jump to navigation
Print    E-Mail   Share External link. Please review our Disclaimer 

Back to Success Stories

Story details header

Hidden in Plain Sight

Hosted by: Tarleton State University

Story details header

Please briefly describe your Communities Talk activity.

We hosted an in-person and virtual learning opportunity for parents and educators in the Stephenville Independent School District (SISD). This event was co-sponsored by Star Council, a local substance abuse and prevention agency. Our talk consisted of education and conversations around vaping, alcohol, prevention, and action items related to substance use and misuse among adolescents. After the presentation, we did a walk-through for parents and educators in the SISD to see the hidden-in-plain-sight items using a virtual demonstration. Students from the Psychological Sciences Department at Tarleton State University participated in the event and demonstrated the items that could be used to conceal drugs or alcohol.

Story details header

How does alcohol and other drug misuse affect your community?

We have had quite a few students who have been impacted by vaping, marijuana, and alcohol in the junior high and high school realm. The SISD wanted us to speak about vaping this time, and possibly add in other areas of concern at a future date. However, this initial presentation briefly touched on prescription drug use, alcohol, and vaping, related to the hidden-in-plain-sight items.

Story details header

What goal(s) did you hope to accomplish with your Communities Talk activity?

  • Reduce prevalence of underage drinking and other substances in community
  • Create an ongoing conversation about underage drinking and substance use prevention in the community
  • Foster collaboration between community stakeholders for continued underage drinking and substance use prevention activities
Story details header

What challenge(s) did you face in planning your activity this year?

  • Unforeseen difficulties when planning our activity
  • Inexperience hosting Communities Talk activities
  • Adapting to conducting a virtual activity
  • Change in organizational structure or staff
  • Internal staffing changes
Story details header

How did you overcome these challenges?

We have never hosted a Communities Talk activity, so this was all new for us. In the future, we will do a few more things to promote the event. We hosted this at 8 a.m., and this may or may not have affected our attendance. The SISD system thought that this would be beneficial for parents to attend right after drop-off, but this was not the case. In addition, our hidden-in-plain-sight demonstration is not the same in a virtual learning opportunity. We did have some face-to-face attendance, but it was pretty small overall.

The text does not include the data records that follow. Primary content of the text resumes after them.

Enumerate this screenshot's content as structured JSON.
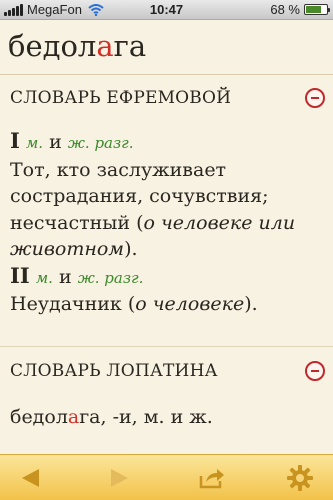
{
  "status_bar": {
    "carrier": "MegaFon",
    "time": "10:47",
    "battery": "68 %",
    "battery_level": 0.68
  },
  "word": {
    "before_stress": "бедол",
    "stressed": "а",
    "after_stress": "га"
  },
  "sections": [
    {
      "title": "СЛОВАРЬ ЕФРЕМОВОЙ",
      "senses": [
        {
          "number": "I",
          "gram1": "м.",
          "conj": "и",
          "gram2": "ж. разг.",
          "definition_part1": "Тот, кто заслуживает сострадания, сочувствия; несчастный (",
          "definition_italic": "о человеке или животном",
          "definition_part2": ")."
        },
        {
          "number": "II",
          "gram1": "м.",
          "conj": "и",
          "gram2": "ж. разг.",
          "definition_part1": "Неудачник (",
          "definition_italic": "о человеке",
          "definition_part2": ")."
        }
      ]
    },
    {
      "title": "СЛОВАРЬ ЛОПАТИНА",
      "entry_before_stress": "бедол",
      "entry_stressed": "а",
      "entry_after": "га, -и, м. и ж."
    }
  ],
  "toolbar": {
    "back_icon": "back-arrow-icon",
    "forward_icon": "forward-arrow-icon",
    "share_icon": "share-icon",
    "settings_icon": "gear-icon",
    "accent_color": "#c8931e"
  }
}
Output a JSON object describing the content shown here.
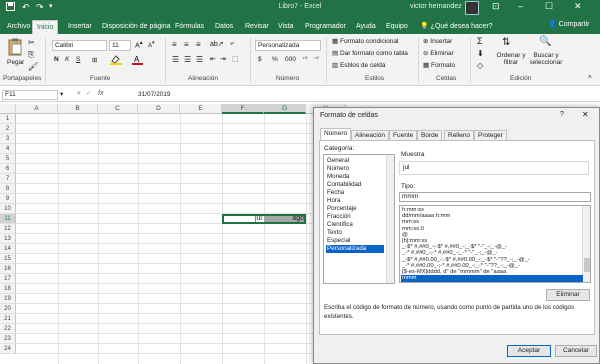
{
  "titlebar": {
    "title": "Libro7 - Excel",
    "user": "victor hernandez",
    "qat_icons": [
      "save-icon",
      "undo-icon",
      "redo-icon",
      "qat-customize-icon"
    ]
  },
  "tabs": [
    "Archivo",
    "Inicio",
    "Insertar",
    "Disposición de página",
    "Fórmulas",
    "Datos",
    "Revisar",
    "Vista",
    "Programador",
    "Ayuda",
    "Equipo"
  ],
  "active_tab": "Inicio",
  "tellme": "¿Qué desea hacer?",
  "share_label": "Compartir",
  "ribbon": {
    "clipboard": {
      "label": "Portapapeles",
      "paste": "Pegar"
    },
    "font": {
      "label": "Fuente",
      "name": "Calibri",
      "size": "11",
      "bold": "N",
      "italic": "K",
      "underline": "S"
    },
    "alignment": {
      "label": "Alineación"
    },
    "number": {
      "label": "Número",
      "format": "Personalizada",
      "currency": "$",
      "percent": "%",
      "thousands": "000"
    },
    "styles": {
      "label": "Estilos",
      "conditional": "Formato condicional",
      "as_table": "Dar formato como tabla",
      "cell_styles": "Estilos de celda"
    },
    "cells": {
      "label": "Celdas",
      "insert": "Insertar",
      "delete": "Eliminar",
      "format": "Formato"
    },
    "editing": {
      "label": "Edición",
      "sort": "Ordenar y filtrar",
      "find": "Buscar y seleccionar"
    }
  },
  "formula_bar": {
    "name_box": "F11",
    "fx": "fx",
    "value": "31/07/2019"
  },
  "grid": {
    "columns": [
      "A",
      "B",
      "C",
      "D",
      "E",
      "F",
      "G",
      "H"
    ],
    "selected_columns": [
      "F",
      "G"
    ],
    "rows": [
      "1",
      "2",
      "3",
      "4",
      "5",
      "6",
      "7",
      "8",
      "9",
      "10",
      "11",
      "12",
      "13",
      "14",
      "15",
      "16",
      "17",
      "18",
      "19",
      "20",
      "21",
      "22",
      "23",
      "24"
    ],
    "selected_row": "11",
    "cells": {
      "F11": "jul",
      "G11": "ago"
    }
  },
  "dialog": {
    "title": "Formato de celdas",
    "help": "?",
    "close": "✕",
    "tabs": [
      "Número",
      "Alineación",
      "Fuente",
      "Borde",
      "Relleno",
      "Proteger"
    ],
    "active_tab": "Número",
    "category_label": "Categoría:",
    "categories": [
      "General",
      "Número",
      "Moneda",
      "Contabilidad",
      "Fecha",
      "Hora",
      "Porcentaje",
      "Fracción",
      "Científica",
      "Texto",
      "Especial",
      "Personalizada"
    ],
    "selected_category": "Personalizada",
    "sample_label": "Muestra",
    "sample_value": "jul",
    "type_label": "Tipo:",
    "type_value": "mmm",
    "types": [
      "h:mm:ss",
      "dd/mm/aaaa h:mm",
      "mm:ss",
      "mm:ss.0",
      "@",
      "[h]:mm:ss",
      "_-$* #,##0_-;-$* #,##0_-;_-$* \"-\"_-;_-@_-",
      "_-* #,##0_-;-* #,##0_-;_-* \"-\"_-;_-@_-",
      "_-$* #,##0.00_-;-$* #,##0.00_-;_-$* \"-\"??_-;_-@_-",
      "_-* #,##0.00_-;-* #,##0.00_-;_-* \"-\"??_-;_-@_-",
      "[$-es-MX]dddd, d\" de \"mmmm\" de \"aaaa",
      "mmm"
    ],
    "selected_type": "mmm",
    "delete_button": "Eliminar",
    "description": "Escriba el código de formato de número, usando como punto de partida uno de los códigos existentes.",
    "ok_button": "Aceptar",
    "cancel_button": "Cancelar"
  },
  "colors": {
    "excel_green": "#217346",
    "selection_blue": "#0a64c8",
    "ribbon_bg": "#f3f3f3"
  }
}
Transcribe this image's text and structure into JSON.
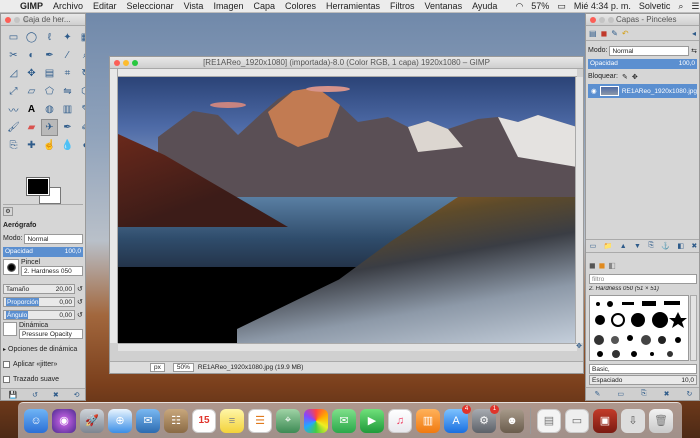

Story details header

What are your next steps?

  • Host follow-up meetings or activities
  • Expand our coalition with new partnerships in the community
  • Create a public education campaign to raise awareness and/or change behaviors around underage drinking (i.e., create PSAs and other promotional materials)
Story details header

Which Communities Talk resources (or other SAMHSA resources) were most helpful for your activity?

  • Prevention videos, such as College Drinking: Prevention Perspectives
  • Communities Talk website
  • Communities Talk planning guides
  • SAMSHA app - Talk They Hear You
Story details header

Who did you involve in your activity planning, and who did your activity impact?

Star Council and SISD were involved in the planning and execution of our event. Our event was intended for parents of junior high and high school students, counselors, administrators, coaches, and teachers in the public school system, and we were successful in reaching this audience.

Story details header

Did the COVID-19 pandemic affect the planning or execution of your activities?

We would say that pre-pandemic times would have allowed more people to be physically present. Many people choose to participate in the online options when they are given, and we would have liked more parents to be physically present in order to see the hidden-in-plain-sight items. This would have allowed more face-to-face interactions for the students to engage with.

Return to Success Stories